The gum content is the nonvolatile residue that is left after the evaporation of the sample under controlled conditions.
This residue can be a result of, e.
Gum can also be caused by chemical reactions of some fuel components with each other or with oxygen. This is the reason why stabilizing agents, such as oxidation inhibitors, are added in order to increase the fuel stability. The gum content can be used to judge the quality of various products.
Seta Existent Gum Solid Block Bath – Steam or Air
The amount of gum indicates the condition of the sample at the time of the measurement. Large quantities of gum are an indicator for the contamination of fuel caused by higher boiling oils or particles. Since the gum content can change according to the age of the fuel and the exposure to oxygen, the reported content is only true at the time of measurement.
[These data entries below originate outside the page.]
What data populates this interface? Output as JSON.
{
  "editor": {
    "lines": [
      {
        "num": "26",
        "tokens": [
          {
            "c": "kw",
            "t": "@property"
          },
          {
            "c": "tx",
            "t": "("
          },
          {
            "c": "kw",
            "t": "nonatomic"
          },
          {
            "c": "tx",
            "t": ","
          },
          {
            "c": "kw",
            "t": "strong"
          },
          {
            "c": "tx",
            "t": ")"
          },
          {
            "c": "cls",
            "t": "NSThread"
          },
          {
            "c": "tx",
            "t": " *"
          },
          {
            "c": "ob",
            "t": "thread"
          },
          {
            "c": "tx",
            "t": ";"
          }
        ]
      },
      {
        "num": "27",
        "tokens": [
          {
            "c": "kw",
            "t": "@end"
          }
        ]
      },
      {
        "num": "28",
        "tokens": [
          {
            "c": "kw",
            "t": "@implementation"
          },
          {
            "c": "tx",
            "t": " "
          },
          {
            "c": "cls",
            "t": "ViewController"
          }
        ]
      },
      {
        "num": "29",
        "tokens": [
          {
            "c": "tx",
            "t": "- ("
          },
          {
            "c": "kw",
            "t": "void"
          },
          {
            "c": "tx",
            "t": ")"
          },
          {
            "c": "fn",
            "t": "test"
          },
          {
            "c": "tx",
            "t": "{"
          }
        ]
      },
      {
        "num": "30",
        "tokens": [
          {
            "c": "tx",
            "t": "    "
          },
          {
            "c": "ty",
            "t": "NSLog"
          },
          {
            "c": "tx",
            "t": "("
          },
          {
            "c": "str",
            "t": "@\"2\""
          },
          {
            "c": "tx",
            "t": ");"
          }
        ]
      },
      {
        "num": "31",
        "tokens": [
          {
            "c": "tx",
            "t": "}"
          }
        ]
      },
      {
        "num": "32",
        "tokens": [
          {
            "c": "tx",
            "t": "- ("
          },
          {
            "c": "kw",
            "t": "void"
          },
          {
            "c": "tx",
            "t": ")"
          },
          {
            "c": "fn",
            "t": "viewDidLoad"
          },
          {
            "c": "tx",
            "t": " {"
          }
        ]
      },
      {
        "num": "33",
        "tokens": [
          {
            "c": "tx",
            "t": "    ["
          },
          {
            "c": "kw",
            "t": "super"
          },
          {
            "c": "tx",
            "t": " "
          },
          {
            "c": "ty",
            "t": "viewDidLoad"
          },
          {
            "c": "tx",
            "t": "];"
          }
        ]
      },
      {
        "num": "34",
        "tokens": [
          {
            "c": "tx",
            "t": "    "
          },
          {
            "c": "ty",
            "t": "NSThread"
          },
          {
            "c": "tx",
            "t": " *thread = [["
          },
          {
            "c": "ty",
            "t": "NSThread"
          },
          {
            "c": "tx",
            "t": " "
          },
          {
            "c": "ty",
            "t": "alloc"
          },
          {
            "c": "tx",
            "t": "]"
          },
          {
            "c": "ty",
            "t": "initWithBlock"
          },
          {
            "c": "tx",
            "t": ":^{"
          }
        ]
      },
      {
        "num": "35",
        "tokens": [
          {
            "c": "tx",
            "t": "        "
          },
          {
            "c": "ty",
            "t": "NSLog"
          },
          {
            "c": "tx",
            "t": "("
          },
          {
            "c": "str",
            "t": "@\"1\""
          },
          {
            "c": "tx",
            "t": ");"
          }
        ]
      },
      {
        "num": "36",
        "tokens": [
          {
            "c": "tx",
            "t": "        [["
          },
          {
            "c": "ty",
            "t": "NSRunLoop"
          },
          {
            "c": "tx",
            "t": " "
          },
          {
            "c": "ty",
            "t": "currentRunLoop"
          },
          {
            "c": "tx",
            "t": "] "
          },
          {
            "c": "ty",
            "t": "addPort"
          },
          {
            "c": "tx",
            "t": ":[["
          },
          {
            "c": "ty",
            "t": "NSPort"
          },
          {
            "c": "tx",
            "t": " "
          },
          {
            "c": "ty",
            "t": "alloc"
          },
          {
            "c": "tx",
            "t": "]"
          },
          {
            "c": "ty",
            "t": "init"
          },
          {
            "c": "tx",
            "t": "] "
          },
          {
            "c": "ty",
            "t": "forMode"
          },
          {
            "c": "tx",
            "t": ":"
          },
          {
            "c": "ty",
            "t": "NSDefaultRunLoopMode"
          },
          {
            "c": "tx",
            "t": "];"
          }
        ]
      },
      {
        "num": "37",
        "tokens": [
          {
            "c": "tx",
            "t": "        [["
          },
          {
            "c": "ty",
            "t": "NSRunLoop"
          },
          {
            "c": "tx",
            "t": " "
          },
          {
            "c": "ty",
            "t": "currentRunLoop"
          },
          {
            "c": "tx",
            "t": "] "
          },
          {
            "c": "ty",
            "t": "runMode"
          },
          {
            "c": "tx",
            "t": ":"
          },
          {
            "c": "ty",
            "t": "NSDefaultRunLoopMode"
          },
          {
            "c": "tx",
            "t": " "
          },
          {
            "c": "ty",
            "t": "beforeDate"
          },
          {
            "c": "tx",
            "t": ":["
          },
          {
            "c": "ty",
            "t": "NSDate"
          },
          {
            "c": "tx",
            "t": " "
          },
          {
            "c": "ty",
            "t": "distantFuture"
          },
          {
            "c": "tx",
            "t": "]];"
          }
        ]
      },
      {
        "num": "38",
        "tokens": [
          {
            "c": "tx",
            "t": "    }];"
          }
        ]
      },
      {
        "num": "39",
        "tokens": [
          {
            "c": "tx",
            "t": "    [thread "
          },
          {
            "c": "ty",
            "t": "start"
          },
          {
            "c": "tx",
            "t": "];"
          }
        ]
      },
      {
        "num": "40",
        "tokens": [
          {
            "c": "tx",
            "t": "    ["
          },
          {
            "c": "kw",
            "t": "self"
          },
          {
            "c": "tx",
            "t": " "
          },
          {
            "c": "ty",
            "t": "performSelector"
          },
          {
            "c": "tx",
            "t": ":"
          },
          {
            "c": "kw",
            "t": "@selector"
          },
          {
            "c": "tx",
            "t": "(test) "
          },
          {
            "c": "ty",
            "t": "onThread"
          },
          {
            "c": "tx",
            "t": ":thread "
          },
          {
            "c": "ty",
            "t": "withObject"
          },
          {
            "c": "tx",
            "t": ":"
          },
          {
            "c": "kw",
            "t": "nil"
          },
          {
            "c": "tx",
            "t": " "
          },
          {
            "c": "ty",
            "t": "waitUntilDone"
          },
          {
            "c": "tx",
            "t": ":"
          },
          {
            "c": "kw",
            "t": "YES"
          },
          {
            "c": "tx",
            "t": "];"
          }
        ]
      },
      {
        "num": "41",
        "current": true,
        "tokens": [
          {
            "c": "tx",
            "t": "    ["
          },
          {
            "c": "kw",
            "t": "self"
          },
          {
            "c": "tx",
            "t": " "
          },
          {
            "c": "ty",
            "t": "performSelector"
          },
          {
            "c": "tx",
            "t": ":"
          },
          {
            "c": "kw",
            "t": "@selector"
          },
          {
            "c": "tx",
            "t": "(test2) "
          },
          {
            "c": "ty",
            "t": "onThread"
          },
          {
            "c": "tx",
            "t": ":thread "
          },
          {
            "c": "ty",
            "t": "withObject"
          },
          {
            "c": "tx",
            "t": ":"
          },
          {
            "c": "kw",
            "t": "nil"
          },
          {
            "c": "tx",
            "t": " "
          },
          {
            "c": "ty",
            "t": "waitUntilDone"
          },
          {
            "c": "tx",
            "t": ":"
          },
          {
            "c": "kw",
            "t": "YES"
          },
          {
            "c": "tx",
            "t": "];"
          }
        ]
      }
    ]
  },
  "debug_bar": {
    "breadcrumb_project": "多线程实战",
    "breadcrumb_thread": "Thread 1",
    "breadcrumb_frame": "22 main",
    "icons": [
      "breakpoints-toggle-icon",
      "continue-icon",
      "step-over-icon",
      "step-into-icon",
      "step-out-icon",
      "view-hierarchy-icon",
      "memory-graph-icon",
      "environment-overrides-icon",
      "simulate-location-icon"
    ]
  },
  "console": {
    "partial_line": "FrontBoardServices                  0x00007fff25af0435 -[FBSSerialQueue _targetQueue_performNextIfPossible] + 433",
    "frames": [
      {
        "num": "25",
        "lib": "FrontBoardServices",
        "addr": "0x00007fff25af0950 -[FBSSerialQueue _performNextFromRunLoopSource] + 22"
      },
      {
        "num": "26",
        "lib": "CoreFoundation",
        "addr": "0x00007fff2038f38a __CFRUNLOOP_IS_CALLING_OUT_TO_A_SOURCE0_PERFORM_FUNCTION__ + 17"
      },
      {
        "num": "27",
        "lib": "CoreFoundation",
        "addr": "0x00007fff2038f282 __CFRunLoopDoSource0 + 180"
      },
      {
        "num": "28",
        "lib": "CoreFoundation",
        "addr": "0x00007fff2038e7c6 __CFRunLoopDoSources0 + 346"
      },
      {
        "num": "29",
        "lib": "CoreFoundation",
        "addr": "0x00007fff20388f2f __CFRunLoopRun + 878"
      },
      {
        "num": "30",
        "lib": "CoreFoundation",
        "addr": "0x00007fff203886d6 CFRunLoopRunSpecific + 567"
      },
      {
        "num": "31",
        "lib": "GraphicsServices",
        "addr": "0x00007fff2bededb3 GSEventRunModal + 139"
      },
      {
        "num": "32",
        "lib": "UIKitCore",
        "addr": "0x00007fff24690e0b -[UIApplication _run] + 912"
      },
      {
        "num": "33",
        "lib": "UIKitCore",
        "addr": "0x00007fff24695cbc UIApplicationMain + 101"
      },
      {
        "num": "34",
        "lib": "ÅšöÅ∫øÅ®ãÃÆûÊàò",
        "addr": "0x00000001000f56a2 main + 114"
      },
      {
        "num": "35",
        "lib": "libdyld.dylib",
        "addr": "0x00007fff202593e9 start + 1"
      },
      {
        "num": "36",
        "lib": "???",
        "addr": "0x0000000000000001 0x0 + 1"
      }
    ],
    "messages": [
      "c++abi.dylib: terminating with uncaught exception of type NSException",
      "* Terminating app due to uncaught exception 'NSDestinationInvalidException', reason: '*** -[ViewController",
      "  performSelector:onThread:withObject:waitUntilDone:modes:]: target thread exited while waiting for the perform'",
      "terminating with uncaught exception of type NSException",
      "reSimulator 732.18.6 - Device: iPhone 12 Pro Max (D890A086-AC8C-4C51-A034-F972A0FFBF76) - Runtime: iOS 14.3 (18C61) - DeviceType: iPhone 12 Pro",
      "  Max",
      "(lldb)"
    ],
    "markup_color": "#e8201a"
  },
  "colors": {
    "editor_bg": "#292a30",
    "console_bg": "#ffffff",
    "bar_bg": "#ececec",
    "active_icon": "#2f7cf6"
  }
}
Generally, the gum content reflects inappropriate production processes and poor fuel handling in the refinery or the storage facility.
ASTM D – 12() Standard Test Method for Gum Content in Fuels by Jet Evaporation
The amount of gum should be as low as possible since the use of fuels with high gum contents can lead to deposits in induction systems or cause intake valves and fuel injectors to stick. The general procedure for the determination of the gum content in fuels is described in the following standards: During the test procedure, a measured quantity of fuel 50 mL is evaporated under controlled temperature conditions by a constant flow of either hot air or steam, depending on the sample.
The use of air, on the other hand, is used for testing motor gasoline. In contrast to the ASTM and ISO method, the IP method allows both air or steam as the evaporating medium for examining aviation turbine fuels but requires air for testing motor gasoline.
The beaker containing the sample is weighed before and after the evaporation to determine the weight of the gum content, which is then reported as milligrams per mL. For motor gasoline an additional treatment is necessary: The residue is washed with heptane after the evaporation to remove any additives the gasoline was initially blended with.
In this case, the beaker containing the residue is weighed before and after the washing procedure. Density Redefined Anton Paar has once again redefined digital density measurement with the groundbreaking invention of a new measuring principle: How to measure the gum content of fuels.
What is the gum content? Why is measuring the gum content important? How can I measure the gum content?